    Try and think it like this, if we start throwing off these cockroaches the way is suggested. They wil land up in someones house anyways. I understand that Killing animals in no good and I am myself a great animal lover. But I also hold the concept that this nature has provided us with a beautiful concept of Balance, where one thing for the other.

    I can write more on this concept, but i guess its a long debate. I am ready for it….r you?

  • bricia ortiz(: says:

    oh god! thank you,, i didn’t want to hurt the cockroach,, but yesterday i saw one,, & i started to cry! cause when i see one i’m like so scared.. but i don’t want to kill them so,, thank you really,, those are great ideas (:

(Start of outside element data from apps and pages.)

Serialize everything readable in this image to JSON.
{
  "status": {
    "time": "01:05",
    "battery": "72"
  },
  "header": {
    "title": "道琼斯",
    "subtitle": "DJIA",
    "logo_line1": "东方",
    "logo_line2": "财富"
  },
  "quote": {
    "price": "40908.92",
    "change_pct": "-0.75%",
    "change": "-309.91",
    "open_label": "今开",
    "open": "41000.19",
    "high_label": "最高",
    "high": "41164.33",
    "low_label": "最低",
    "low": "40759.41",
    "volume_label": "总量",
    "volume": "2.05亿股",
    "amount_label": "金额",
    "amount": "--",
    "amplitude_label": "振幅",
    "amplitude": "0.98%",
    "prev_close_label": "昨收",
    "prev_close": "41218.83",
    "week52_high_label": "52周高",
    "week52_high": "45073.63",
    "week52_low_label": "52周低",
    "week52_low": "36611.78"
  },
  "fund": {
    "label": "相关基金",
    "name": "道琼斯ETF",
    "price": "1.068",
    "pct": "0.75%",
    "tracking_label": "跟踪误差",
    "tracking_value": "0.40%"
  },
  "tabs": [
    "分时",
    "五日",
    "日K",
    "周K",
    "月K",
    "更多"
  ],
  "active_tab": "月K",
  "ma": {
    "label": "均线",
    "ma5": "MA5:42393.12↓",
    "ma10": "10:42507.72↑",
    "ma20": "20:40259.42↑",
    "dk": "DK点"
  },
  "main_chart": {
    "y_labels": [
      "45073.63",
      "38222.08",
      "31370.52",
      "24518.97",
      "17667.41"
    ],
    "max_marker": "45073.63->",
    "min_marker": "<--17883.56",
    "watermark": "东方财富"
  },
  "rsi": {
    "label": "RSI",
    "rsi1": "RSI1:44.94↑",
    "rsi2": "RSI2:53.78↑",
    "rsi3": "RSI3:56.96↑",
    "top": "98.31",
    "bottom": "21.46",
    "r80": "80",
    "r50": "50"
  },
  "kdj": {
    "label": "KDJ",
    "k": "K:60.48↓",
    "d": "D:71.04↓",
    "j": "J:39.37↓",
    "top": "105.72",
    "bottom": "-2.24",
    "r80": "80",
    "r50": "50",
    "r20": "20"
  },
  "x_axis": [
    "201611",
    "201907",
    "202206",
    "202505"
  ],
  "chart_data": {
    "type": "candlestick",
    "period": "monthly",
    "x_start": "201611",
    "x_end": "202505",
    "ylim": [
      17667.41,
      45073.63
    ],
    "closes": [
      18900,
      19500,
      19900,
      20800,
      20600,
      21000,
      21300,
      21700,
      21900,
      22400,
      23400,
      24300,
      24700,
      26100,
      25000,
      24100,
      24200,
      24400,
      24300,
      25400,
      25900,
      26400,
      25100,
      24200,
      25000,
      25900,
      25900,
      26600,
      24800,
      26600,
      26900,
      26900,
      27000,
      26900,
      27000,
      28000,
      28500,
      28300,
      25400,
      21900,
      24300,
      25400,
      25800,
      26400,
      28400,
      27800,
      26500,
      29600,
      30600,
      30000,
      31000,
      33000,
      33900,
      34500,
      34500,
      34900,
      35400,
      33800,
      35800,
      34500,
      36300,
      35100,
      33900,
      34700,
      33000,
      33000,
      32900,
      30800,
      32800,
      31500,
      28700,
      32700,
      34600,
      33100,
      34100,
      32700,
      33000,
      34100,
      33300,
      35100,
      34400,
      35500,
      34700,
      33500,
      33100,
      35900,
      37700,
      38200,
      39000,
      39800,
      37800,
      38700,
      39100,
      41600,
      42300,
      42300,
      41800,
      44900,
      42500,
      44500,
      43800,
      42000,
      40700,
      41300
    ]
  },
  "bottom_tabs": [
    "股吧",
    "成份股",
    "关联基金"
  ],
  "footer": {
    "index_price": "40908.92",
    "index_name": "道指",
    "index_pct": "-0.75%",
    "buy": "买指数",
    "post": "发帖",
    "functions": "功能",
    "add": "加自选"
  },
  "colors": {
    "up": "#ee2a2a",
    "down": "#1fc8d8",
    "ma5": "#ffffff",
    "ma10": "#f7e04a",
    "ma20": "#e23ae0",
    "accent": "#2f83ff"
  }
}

  • Veganbikerbabe says:

    I live in the country in FL and have tons of Palmetto bugs and these other roaches that look more like armadillos (the have these shells vs. wings)… anyway, I have an extreme phobia to these bugs, I’m not kidding, if they fly at me, all bets are off: each man/woman for her own and if I accidentally harm one, I just don’t know what to say… you’d have to have this kinda fear to understand. Anyway, first I tried bug vacs, too weak for the monster roaches I encounter, so I got a hand vac with a little extension for the end: works like a champ. I’ve become a pro at catch and release. It freaks me out, but I’m able to keep enough distance so I’m able to do this.

  • Kimberly says:

    How often do the bay leaves have to be replaced to remain effective?

  • Mims says:

    I’m headed to the kitchen to get the bay leaves!

  • Shelley Butler says:

    Another really good reason not to kill spiders is because they catch the insects that you may not want in your house!
    Also, my husband and I have a safe, humane bug vacuum that we use all the time. It is just a long hollow tube attached to a small vacuum. We save insects of all kinds this way.

  • Veronica Lim says:

    Hi Mylie

    I am very touched by your article. I will never look at common inserts, such as cockroaches, the same way again 🙂

  • Lisa D says:

    The caulk also works great for furry friends that come in during the winter months! They stay away from the caulk because of the smell and the knowledge it will hurt them! So much better than disgusting traps…steel wool works well too!

  • Simara says:

    very cool ~thanks!!!

  • John says:

    i have roaches and already keep everything clean. i think they come in from my neighbor’s apt. sealing up the cracks will probably work, but not sure how to get behind the stove.

  • Rene says:

    These are great ideas, thanks so much for the post.